======== Material supplied ========

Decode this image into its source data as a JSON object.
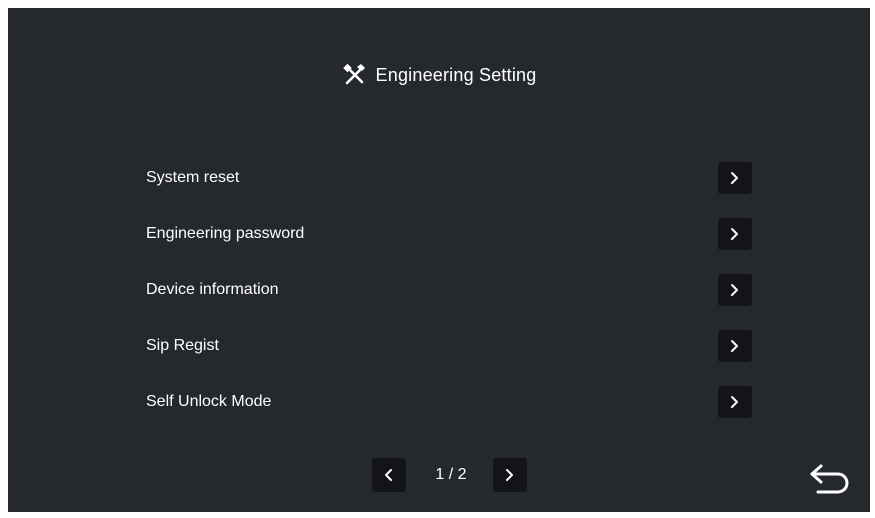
{
  "header": {
    "title": "Engineering Setting",
    "icon": "tools-icon"
  },
  "menu": {
    "items": [
      {
        "label": "System reset",
        "icon": "chevron-right-icon"
      },
      {
        "label": "Engineering password",
        "icon": "chevron-right-icon"
      },
      {
        "label": "Device information",
        "icon": "chevron-right-icon"
      },
      {
        "label": "Sip Regist",
        "icon": "chevron-right-icon"
      },
      {
        "label": "Self Unlock Mode",
        "icon": "chevron-right-icon"
      }
    ]
  },
  "pager": {
    "indicator": "1 / 2",
    "prev_icon": "chevron-left-icon",
    "next_icon": "chevron-right-icon"
  },
  "footer": {
    "back_icon": "back-arrow-icon"
  },
  "colors": {
    "background": "#25282d",
    "button": "#121417",
    "text": "#ffffff"
  }
}
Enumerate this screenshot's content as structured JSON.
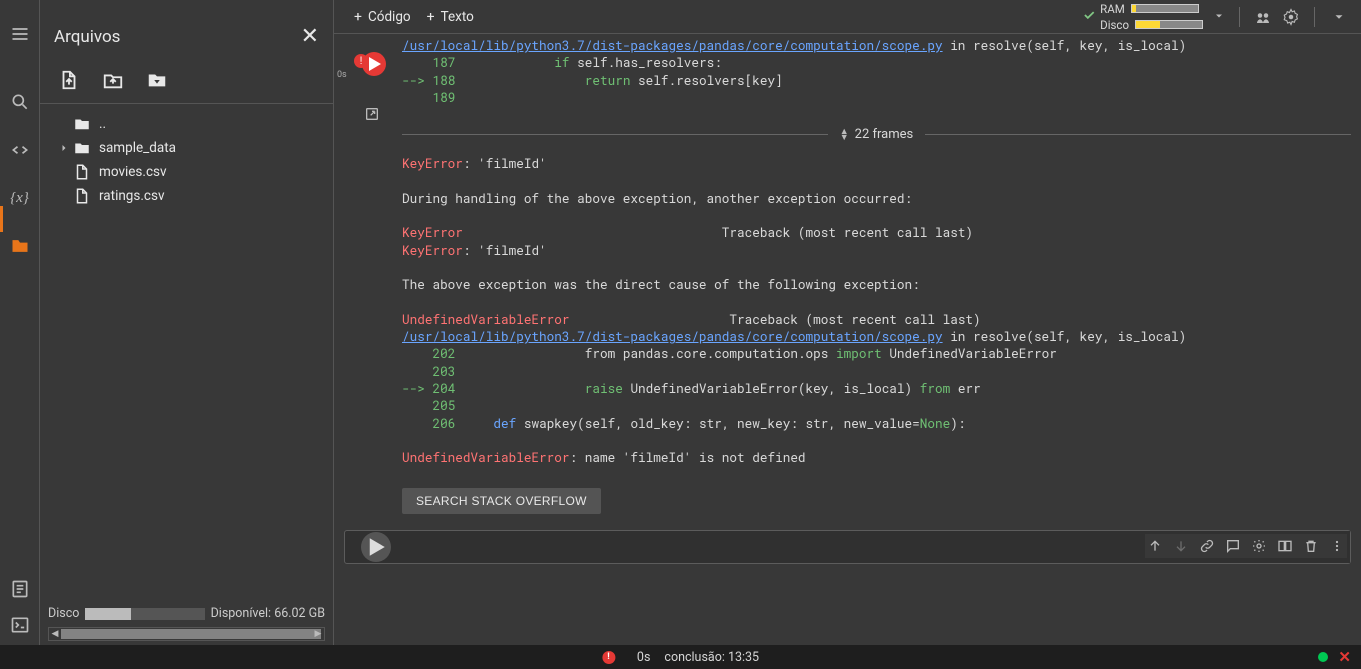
{
  "file_panel": {
    "title": "Arquivos",
    "items": [
      {
        "icon": "folder-up",
        "label": ".."
      },
      {
        "icon": "folder",
        "label": "sample_data",
        "expandable": true
      },
      {
        "icon": "file",
        "label": "movies.csv"
      },
      {
        "icon": "file",
        "label": "ratings.csv"
      }
    ],
    "disk_label": "Disco",
    "disk_available": "Disponível: 66.02 GB"
  },
  "toolbar": {
    "code_label": "Código",
    "text_label": "Texto",
    "ram_label": "RAM",
    "disk_label": "Disco"
  },
  "gutter": {
    "time": "0s"
  },
  "traceback": {
    "top_link": "/usr/local/lib/python3.7/dist-packages/pandas/core/computation/scope.py",
    "top_tail": " in resolve(self, key, is_local)",
    "l187_num": "187",
    "l187_code": "            if self.has_resolvers:",
    "l188_arrow": "--> ",
    "l188_num": "188",
    "l188_code": "                return self.resolvers[key]",
    "l189_num": "189",
    "frames_label": "22 frames",
    "keyerror1": "KeyError",
    "keyerror1_msg": ": 'filmeId'",
    "during": "During handling of the above exception, another exception occurred:",
    "keyerror2": "KeyError",
    "keyerror2_trace": "                                  Traceback (most recent call last)",
    "keyerror3": "KeyError",
    "keyerror3_msg": ": 'filmeId'",
    "above": "The above exception was the direct cause of the following exception:",
    "uverr": "UndefinedVariableError",
    "uverr_trace": "                     Traceback (most recent call last)",
    "link2": "/usr/local/lib/python3.7/dist-packages/pandas/core/computation/scope.py",
    "link2_tail": " in resolve(self, key, is_local)",
    "l202_num": "202",
    "l202_code_a": "                from pandas.core.computation.ops ",
    "l202_import": "import",
    "l202_code_b": " UndefinedVariableError",
    "l203_num": "203",
    "l204_arrow": "--> ",
    "l204_num": "204",
    "l204_code_a": "                raise UndefinedVariableError(key, is_local) ",
    "l204_from": "from",
    "l204_code_b": " err",
    "l205_num": "205",
    "l206_num": "206",
    "l206_code_a": "    def",
    "l206_code_b": " swapkey(self, old_key: str, new_key: str, new_value=",
    "l206_none": "None",
    "l206_code_c": "):",
    "final_err": "UndefinedVariableError",
    "final_msg": ": name 'filmeId' is not defined",
    "stack_btn": "SEARCH STACK OVERFLOW"
  },
  "status": {
    "time": "0s",
    "completion": "conclusão: 13:35"
  }
}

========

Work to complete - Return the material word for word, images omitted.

Exercise result -
Decode this image into its source data as a JSON object.
{
  "header": {
    "title": "Engineering Setting",
    "icon": "tools-icon"
  },
  "menu": {
    "items": [
      {
        "label": "System reset",
        "icon": "chevron-right-icon"
      },
      {
        "label": "Engineering password",
        "icon": "chevron-right-icon"
      },
      {
        "label": "Device information",
        "icon": "chevron-right-icon"
      },
      {
        "label": "Sip Regist",
        "icon": "chevron-right-icon"
      },
      {
        "label": "Self Unlock Mode",
        "icon": "chevron-right-icon"
      }
    ]
  },
  "pager": {
    "indicator": "1 / 2",
    "prev_icon": "chevron-left-icon",
    "next_icon": "chevron-right-icon"
  },
  "footer": {
    "back_icon": "back-arrow-icon"
  },
  "colors": {
    "background": "#25282d",
    "button": "#121417",
    "text": "#ffffff"
  }
}
Enumerate this screenshot's content as structured JSON.
{
  "file_panel": {
    "title": "Arquivos",
    "items": [
      {
        "icon": "folder-up",
        "label": ".."
      },
      {
        "icon": "folder",
        "label": "sample_data",
        "expandable": true
      },
      {
        "icon": "file",
        "label": "movies.csv"
      },
      {
        "icon": "file",
        "label": "ratings.csv"
      }
    ],
    "disk_label": "Disco",
    "disk_available": "Disponível: 66.02 GB"
  },
  "toolbar": {
    "code_label": "Código",
    "text_label": "Texto",
    "ram_label": "RAM",
    "disk_label": "Disco"
  },
  "gutter": {
    "time": "0s"
  },
  "traceback": {
    "top_link": "/usr/local/lib/python3.7/dist-packages/pandas/core/computation/scope.py",
    "top_tail": " in resolve(self, key, is_local)",
    "l187_num": "187",
    "l187_code": "            if self.has_resolvers:",
    "l188_arrow": "--> ",
    "l188_num": "188",
    "l188_code": "                return self.resolvers[key]",
    "l189_num": "189",
    "frames_label": "22 frames",
    "keyerror1": "KeyError",
    "keyerror1_msg": ": 'filmeId'",
    "during": "During handling of the above exception, another exception occurred:",
    "keyerror2": "KeyError",
    "keyerror2_trace": "                                  Traceback (most recent call last)",
    "keyerror3": "KeyError",
    "keyerror3_msg": ": 'filmeId'",
    "above": "The above exception was the direct cause of the following exception:",
    "uverr": "UndefinedVariableError",
    "uverr_trace": "                     Traceback (most recent call last)",
    "link2": "/usr/local/lib/python3.7/dist-packages/pandas/core/computation/scope.py",
    "link2_tail": " in resolve(self, key, is_local)",
    "l202_num": "202",
    "l202_code_a": "                from pandas.core.computation.ops ",
    "l202_import": "import",
    "l202_code_b": " UndefinedVariableError",
    "l203_num": "203",
    "l204_arrow": "--> ",
    "l204_num": "204",
    "l204_code_a": "                raise UndefinedVariableError(key, is_local) ",
    "l204_from": "from",
    "l204_code_b": " err",
    "l205_num": "205",
    "l206_num": "206",
    "l206_code_a": "    def",
    "l206_code_b": " swapkey(self, old_key: str, new_key: str, new_value=",
    "l206_none": "None",
    "l206_code_c": "):",
    "final_err": "UndefinedVariableError",
    "final_msg": ": name 'filmeId' is not defined",
    "stack_btn": "SEARCH STACK OVERFLOW"
  },
  "status": {
    "time": "0s",
    "completion": "conclusão: 13:35"
  }
}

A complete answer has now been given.